Could you repeat the records below exactly as written?

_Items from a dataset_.
========================================
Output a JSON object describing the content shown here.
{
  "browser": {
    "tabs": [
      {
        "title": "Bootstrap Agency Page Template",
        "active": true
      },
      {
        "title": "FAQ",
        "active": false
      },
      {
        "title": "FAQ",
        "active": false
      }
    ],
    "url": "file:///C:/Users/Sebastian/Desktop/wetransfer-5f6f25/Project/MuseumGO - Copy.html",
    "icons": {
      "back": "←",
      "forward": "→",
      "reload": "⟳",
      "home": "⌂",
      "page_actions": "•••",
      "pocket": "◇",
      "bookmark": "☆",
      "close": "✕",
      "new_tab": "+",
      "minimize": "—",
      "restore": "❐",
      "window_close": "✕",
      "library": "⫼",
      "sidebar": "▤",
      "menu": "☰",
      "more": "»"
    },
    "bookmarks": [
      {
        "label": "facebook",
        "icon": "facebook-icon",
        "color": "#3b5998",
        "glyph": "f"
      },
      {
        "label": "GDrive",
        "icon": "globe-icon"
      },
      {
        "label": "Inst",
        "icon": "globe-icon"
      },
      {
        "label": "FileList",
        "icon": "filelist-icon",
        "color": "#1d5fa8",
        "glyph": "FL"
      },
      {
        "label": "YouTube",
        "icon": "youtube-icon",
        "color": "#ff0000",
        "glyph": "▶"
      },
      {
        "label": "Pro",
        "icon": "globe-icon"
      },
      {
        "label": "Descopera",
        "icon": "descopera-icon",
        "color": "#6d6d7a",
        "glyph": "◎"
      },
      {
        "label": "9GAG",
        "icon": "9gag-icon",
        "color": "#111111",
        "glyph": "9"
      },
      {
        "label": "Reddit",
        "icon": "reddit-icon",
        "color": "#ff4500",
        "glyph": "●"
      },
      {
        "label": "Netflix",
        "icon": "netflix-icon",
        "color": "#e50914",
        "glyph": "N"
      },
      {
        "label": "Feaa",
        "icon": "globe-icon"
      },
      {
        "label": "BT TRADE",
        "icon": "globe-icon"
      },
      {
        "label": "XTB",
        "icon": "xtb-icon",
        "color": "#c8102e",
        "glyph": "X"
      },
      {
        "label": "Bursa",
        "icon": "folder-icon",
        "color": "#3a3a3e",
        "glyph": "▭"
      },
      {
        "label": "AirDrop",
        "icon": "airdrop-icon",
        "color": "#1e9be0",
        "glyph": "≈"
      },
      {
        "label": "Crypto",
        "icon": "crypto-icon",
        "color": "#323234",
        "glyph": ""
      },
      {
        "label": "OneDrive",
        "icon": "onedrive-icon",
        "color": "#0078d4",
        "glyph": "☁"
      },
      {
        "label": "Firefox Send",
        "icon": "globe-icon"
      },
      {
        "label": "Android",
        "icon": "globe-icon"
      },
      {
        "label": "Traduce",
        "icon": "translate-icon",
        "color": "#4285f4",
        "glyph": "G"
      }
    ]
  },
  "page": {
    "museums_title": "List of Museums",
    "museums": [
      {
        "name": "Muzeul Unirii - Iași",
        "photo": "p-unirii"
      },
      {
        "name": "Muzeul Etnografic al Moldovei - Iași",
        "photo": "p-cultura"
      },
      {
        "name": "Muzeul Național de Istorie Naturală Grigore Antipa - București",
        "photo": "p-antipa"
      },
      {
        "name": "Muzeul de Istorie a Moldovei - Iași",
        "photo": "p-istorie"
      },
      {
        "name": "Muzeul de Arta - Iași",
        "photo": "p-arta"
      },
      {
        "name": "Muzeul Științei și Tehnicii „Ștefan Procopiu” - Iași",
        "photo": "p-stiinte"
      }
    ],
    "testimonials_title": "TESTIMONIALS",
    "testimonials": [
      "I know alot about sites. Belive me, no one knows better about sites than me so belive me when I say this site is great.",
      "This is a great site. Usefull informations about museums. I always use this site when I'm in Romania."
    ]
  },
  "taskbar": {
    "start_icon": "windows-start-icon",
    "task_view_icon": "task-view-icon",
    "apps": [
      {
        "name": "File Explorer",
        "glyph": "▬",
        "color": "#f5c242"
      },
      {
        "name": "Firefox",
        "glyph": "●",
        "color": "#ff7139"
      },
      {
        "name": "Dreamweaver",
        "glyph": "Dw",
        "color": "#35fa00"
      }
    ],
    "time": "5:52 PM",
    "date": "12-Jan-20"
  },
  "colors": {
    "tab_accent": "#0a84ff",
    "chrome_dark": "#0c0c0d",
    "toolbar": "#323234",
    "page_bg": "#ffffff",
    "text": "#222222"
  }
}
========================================
_Exercise result_.
Output a JSON object describing the content shown here.
{
  "browser": {
    "tabs": [
      {
        "title": "Bootstrap Agency Page Template",
        "active": true
      },
      {
        "title": "FAQ",
        "active": false
      },
      {
        "title": "FAQ",
        "active": false
      }
    ],
    "url": "file:///C:/Users/Sebastian/Desktop/wetransfer-5f6f25/Project/MuseumGO - Copy.html",
    "icons": {
      "back": "←",
      "forward": "→",
      "reload": "⟳",
      "home": "⌂",
      "page_actions": "•••",
      "pocket": "◇",
      "bookmark": "☆",
      "close": "✕",
      "new_tab": "+",
      "minimize": "—",
      "restore": "❐",
      "window_close": "✕",
      "library": "⫼",
      "sidebar": "▤",
      "menu": "☰",
      "more": "»"
    },
    "bookmarks": [
      {
        "label": "facebook",
        "icon": "facebook-icon",
        "color": "#3b5998",
        "glyph": "f"
      },
      {
        "label": "GDrive",
        "icon": "globe-icon"
      },
      {
        "label": "Inst",
        "icon": "globe-icon"
      },
      {
        "label": "FileList",
        "icon": "filelist-icon",
        "color": "#1d5fa8",
        "glyph": "FL"
      },
      {
        "label": "YouTube",
        "icon": "youtube-icon",
        "color": "#ff0000",
        "glyph": "▶"
      },
      {
        "label": "Pro",
        "icon": "globe-icon"
      },
      {
        "label": "Descopera",
        "icon": "descopera-icon",
        "color": "#6d6d7a",
        "glyph": "◎"
      },
      {
        "label": "9GAG",
        "icon": "9gag-icon",
        "color": "#111111",
        "glyph": "9"
      },
      {
        "label": "Reddit",
        "icon": "reddit-icon",
        "color": "#ff4500",
        "glyph": "●"
      },
      {
        "label": "Netflix",
        "icon": "netflix-icon",
        "color": "#e50914",
        "glyph": "N"
      },
      {
        "label": "Feaa",
        "icon": "globe-icon"
      },
      {
        "label": "BT TRADE",
        "icon": "globe-icon"
      },
      {
        "label": "XTB",
        "icon": "xtb-icon",
        "color": "#c8102e",
        "glyph": "X"
      },
      {
        "label": "Bursa",
        "icon": "folder-icon",
        "color": "#3a3a3e",
        "glyph": "▭"
      },
      {
        "label": "AirDrop",
        "icon": "airdrop-icon",
        "color": "#1e9be0",
        "glyph": "≈"
      },
      {
        "label": "Crypto",
        "icon": "crypto-icon",
        "color": "#323234",
        "glyph": ""
      },
      {
        "label": "OneDrive",
        "icon": "onedrive-icon",
        "color": "#0078d4",
        "glyph": "☁"
      },
      {
        "label": "Firefox Send",
        "icon": "globe-icon"
      },
      {
        "label": "Android",
        "icon": "globe-icon"
      },
      {
        "label": "Traduce",
        "icon": "translate-icon",
        "color": "#4285f4",
        "glyph": "G"
      }
    ]
  },
  "page": {
    "museums_title": "List of Museums",
    "museums": [
      {
        "name": "Muzeul Unirii - Iași",
        "photo": "p-unirii"
      },
      {
        "name": "Muzeul Etnografic al Moldovei - Iași",
        "photo": "p-cultura"
      },
      {
        "name": "Muzeul Național de Istorie Naturală Grigore Antipa - București",
        "photo": "p-antipa"
      },
      {
        "name": "Muzeul de Istorie a Moldovei - Iași",
        "photo": "p-istorie"
      },
      {
        "name": "Muzeul de Arta - Iași",
        "photo": "p-arta"
      },
      {
        "name": "Muzeul Științei și Tehnicii „Ștefan Procopiu” - Iași",
        "photo": "p-stiinte"
      }
    ],
    "testimonials_title": "TESTIMONIALS",
    "testimonials": [
      "I know alot about sites. Belive me, no one knows better about sites than me so belive me when I say this site is great.",
      "This is a great site. Usefull informations about museums. I always use this site when I'm in Romania."
    ]
  },
  "taskbar": {
    "start_icon": "windows-start-icon",
    "task_view_icon": "task-view-icon",
    "apps": [
      {
        "name": "File Explorer",
        "glyph": "▬",
        "color": "#f5c242"
      },
      {
        "name": "Firefox",
        "glyph": "●",
        "color": "#ff7139"
      },
      {
        "name": "Dreamweaver",
        "glyph": "Dw",
        "color": "#35fa00"
      }
    ],
    "time": "5:52 PM",
    "date": "12-Jan-20"
  },
  "colors": {
    "tab_accent": "#0a84ff",
    "chrome_dark": "#0c0c0d",
    "toolbar": "#323234",
    "page_bg": "#ffffff",
    "text": "#222222"
  }
}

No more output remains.